Idaho Department of Labor projects job growth to continue, but staffing shortages probably will too

Posted at 3:58 AM, Jan 21, 2022
and last updated 2022-01-21 09:10:57-05

IDAHO — Staffing shortages have been top of mind for many, including government agencies presenting their budget requests to the Joint Appropriations Finance Committee (JFAC).

"I'm thrilled to report that almost with no exceptions, our public schools are open and they are operating. This is despite the urgent staffing shortages from substitute teachers, to bus drivers, to cafeteria staff," Sherri Ybara, the Idaho Superintendent of Public Instruction said.

The Idaho Department of Corrections brought up staffing shortages during its presentation to JFAC as well.

"I can't not mention the significance of our staffing shortages and what that means not just for the people who work in our correctional facilities but also for the people who live there," Josh Tewalt, the Director of the Idaho Department of Corrections said.

From public schools to the Department of Corrections and other government agencies, employers are having a hard time filling job openings.

The Idaho Department of Labor said this is a national problem, but Idaho's population growth is also fueling job growth.

"I don't think population growth is necessarily keeping up with employment demand, however, it is what has basically been fueling Idaho's employment growth to this extent," Craig Shaul, a Research Analyst Supervisor for the Idaho Department of Labor said.

As the population grows, so does the demand for services, creating more jobs in the state and this job growth is only expected to continue throughout 2022.

The Department of Labor is projecting more than 34,000 jobs to be added this year, but whether employers will be able to fill those jobs is uncertain.

"I would say that should the worker shortage intensity diminish, we're still going to be looking at--just because of demographics and what's driving this is mainly retirees--we're going to be looking at a tight labor force regardless of if this loses intensity," Shaul said.
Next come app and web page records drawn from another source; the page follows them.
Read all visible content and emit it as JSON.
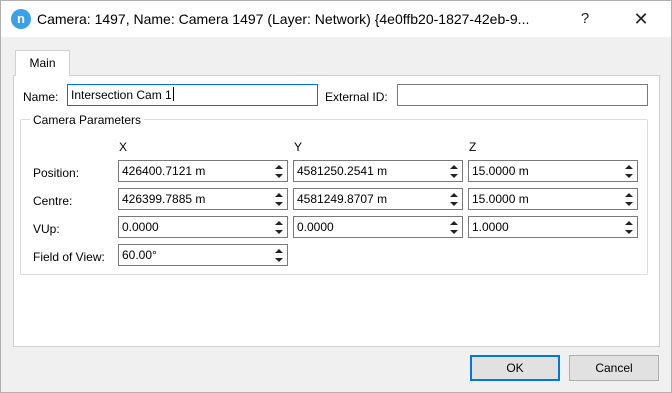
{
  "titlebar": {
    "app_icon_letter": "n",
    "title": "Camera: 1497, Name: Camera 1497 (Layer: Network) {4e0ffb20-1827-42eb-9...",
    "help_label": "?",
    "close_label": "✕"
  },
  "tabs": {
    "main": "Main"
  },
  "name_label": "Name:",
  "name_value": "Intersection Cam 1",
  "external_id_label": "External ID:",
  "external_id_value": "",
  "group": {
    "title": "Camera Parameters",
    "col_x": "X",
    "col_y": "Y",
    "col_z": "Z",
    "position": {
      "label": "Position:",
      "x": "426400.7121 m",
      "y": "4581250.2541 m",
      "z": "15.0000 m"
    },
    "centre": {
      "label": "Centre:",
      "x": "426399.7885 m",
      "y": "4581249.8707 m",
      "z": "15.0000 m"
    },
    "vup": {
      "label": "VUp:",
      "x": "0.0000",
      "y": "0.0000",
      "z": "1.0000"
    },
    "fov": {
      "label": "Field of View:",
      "value": "60.00°"
    }
  },
  "buttons": {
    "ok": "OK",
    "cancel": "Cancel"
  },
  "colors": {
    "accent": "#0078d7",
    "app_icon": "#3aa0e8"
  }
}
Shaul said the Baby Boomer generation is retiring and the pandemic accelerated this

He also said since these are just projections, things could change, so right now when these staffing shortages may end is unclear.